*Problem statement*.
Your output must match the records exactly, line for line.

Exercise input below:

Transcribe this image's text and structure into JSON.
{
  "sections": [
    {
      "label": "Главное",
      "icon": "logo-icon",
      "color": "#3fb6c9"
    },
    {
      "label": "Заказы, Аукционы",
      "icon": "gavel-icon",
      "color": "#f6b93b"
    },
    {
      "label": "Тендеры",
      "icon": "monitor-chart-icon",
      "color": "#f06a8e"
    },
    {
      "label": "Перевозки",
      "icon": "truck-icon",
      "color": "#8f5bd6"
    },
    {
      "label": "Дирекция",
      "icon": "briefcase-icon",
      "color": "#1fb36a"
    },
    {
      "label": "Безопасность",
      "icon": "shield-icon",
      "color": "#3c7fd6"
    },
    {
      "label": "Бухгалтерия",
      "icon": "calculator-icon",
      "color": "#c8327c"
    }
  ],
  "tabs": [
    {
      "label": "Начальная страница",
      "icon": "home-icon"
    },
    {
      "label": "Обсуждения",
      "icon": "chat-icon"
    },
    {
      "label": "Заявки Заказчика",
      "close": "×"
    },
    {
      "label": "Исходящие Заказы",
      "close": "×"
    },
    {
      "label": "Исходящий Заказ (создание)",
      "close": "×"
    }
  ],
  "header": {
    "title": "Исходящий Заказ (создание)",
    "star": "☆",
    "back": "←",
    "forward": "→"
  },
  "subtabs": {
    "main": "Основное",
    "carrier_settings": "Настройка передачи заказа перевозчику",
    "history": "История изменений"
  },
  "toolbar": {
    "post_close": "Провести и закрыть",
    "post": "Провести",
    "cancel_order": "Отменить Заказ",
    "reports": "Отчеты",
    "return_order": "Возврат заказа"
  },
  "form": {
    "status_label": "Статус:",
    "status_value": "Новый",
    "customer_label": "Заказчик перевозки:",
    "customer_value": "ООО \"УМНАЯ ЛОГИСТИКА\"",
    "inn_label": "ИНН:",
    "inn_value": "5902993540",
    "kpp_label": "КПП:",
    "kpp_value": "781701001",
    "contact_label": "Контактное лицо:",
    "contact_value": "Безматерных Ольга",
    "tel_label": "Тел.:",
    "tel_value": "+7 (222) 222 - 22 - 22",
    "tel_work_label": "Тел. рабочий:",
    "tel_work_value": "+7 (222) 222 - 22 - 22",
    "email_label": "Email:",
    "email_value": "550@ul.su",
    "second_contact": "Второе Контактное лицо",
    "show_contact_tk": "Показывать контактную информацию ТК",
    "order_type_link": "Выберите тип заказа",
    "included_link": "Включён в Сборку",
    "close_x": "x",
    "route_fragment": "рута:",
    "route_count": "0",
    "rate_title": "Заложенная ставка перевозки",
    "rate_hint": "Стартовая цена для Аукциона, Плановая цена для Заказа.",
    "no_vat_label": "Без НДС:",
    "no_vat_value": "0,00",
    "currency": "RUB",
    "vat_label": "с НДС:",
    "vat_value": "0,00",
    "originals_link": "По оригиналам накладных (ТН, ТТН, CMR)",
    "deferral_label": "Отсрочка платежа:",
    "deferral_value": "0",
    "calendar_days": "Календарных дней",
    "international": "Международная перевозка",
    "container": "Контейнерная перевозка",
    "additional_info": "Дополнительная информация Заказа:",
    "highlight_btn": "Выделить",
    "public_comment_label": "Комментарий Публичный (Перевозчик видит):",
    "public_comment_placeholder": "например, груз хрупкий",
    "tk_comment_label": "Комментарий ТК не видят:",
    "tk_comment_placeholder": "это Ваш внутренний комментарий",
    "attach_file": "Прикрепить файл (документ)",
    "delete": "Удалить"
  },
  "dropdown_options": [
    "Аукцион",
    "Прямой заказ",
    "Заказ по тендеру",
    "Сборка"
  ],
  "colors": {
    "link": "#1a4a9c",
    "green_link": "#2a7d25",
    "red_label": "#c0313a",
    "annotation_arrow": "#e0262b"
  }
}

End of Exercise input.

*Output below*.
Transcribe this image's text and structure into JSON.
{
  "sections": [
    {
      "label": "Главное",
      "icon": "logo-icon",
      "color": "#3fb6c9"
    },
    {
      "label": "Заказы, Аукционы",
      "icon": "gavel-icon",
      "color": "#f6b93b"
    },
    {
      "label": "Тендеры",
      "icon": "monitor-chart-icon",
      "color": "#f06a8e"
    },
    {
      "label": "Перевозки",
      "icon": "truck-icon",
      "color": "#8f5bd6"
    },
    {
      "label": "Дирекция",
      "icon": "briefcase-icon",
      "color": "#1fb36a"
    },
    {
      "label": "Безопасность",
      "icon": "shield-icon",
      "color": "#3c7fd6"
    },
    {
      "label": "Бухгалтерия",
      "icon": "calculator-icon",
      "color": "#c8327c"
    }
  ],
  "tabs": [
    {
      "label": "Начальная страница",
      "icon": "home-icon"
    },
    {
      "label": "Обсуждения",
      "icon": "chat-icon"
    },
    {
      "label": "Заявки Заказчика",
      "close": "×"
    },
    {
      "label": "Исходящие Заказы",
      "close": "×"
    },
    {
      "label": "Исходящий Заказ (создание)",
      "close": "×"
    }
  ],
  "header": {
    "title": "Исходящий Заказ (создание)",
    "star": "☆",
    "back": "←",
    "forward": "→"
  },
  "subtabs": {
    "main": "Основное",
    "carrier_settings": "Настройка передачи заказа перевозчику",
    "history": "История изменений"
  },
  "toolbar": {
    "post_close": "Провести и закрыть",
    "post": "Провести",
    "cancel_order": "Отменить Заказ",
    "reports": "Отчеты",
    "return_order": "Возврат заказа"
  },
  "form": {
    "status_label": "Статус:",
    "status_value": "Новый",
    "customer_label": "Заказчик перевозки:",
    "customer_value": "ООО \"УМНАЯ ЛОГИСТИКА\"",
    "inn_label": "ИНН:",
    "inn_value": "5902993540",
    "kpp_label": "КПП:",
    "kpp_value": "781701001",
    "contact_label": "Контактное лицо:",
    "contact_value": "Безматерных Ольга",
    "tel_label": "Тел.:",
    "tel_value": "+7 (222) 222 - 22 - 22",
    "tel_work_label": "Тел. рабочий:",
    "tel_work_value": "+7 (222) 222 - 22 - 22",
    "email_label": "Email:",
    "email_value": "550@ul.su",
    "second_contact": "Второе Контактное лицо",
    "show_contact_tk": "Показывать контактную информацию ТК",
    "order_type_link": "Выберите тип заказа",
    "included_link": "Включён в Сборку",
    "close_x": "x",
    "route_fragment": "рута:",
    "route_count": "0",
    "rate_title": "Заложенная ставка перевозки",
    "rate_hint": "Стартовая цена для Аукциона, Плановая цена для Заказа.",
    "no_vat_label": "Без НДС:",
    "no_vat_value": "0,00",
    "currency": "RUB",
    "vat_label": "с НДС:",
    "vat_value": "0,00",
    "originals_link": "По оригиналам накладных (ТН, ТТН, CMR)",
    "deferral_label": "Отсрочка платежа:",
    "deferral_value": "0",
    "calendar_days": "Календарных дней",
    "international": "Международная перевозка",
    "container": "Контейнерная перевозка",
    "additional_info": "Дополнительная информация Заказа:",
    "highlight_btn": "Выделить",
    "public_comment_label": "Комментарий Публичный (Перевозчик видит):",
    "public_comment_placeholder": "например, груз хрупкий",
    "tk_comment_label": "Комментарий ТК не видят:",
    "tk_comment_placeholder": "это Ваш внутренний комментарий",
    "attach_file": "Прикрепить файл (документ)",
    "delete": "Удалить"
  },
  "dropdown_options": [
    "Аукцион",
    "Прямой заказ",
    "Заказ по тендеру",
    "Сборка"
  ],
  "colors": {
    "link": "#1a4a9c",
    "green_link": "#2a7d25",
    "red_label": "#c0313a",
    "annotation_arrow": "#e0262b"
  }
}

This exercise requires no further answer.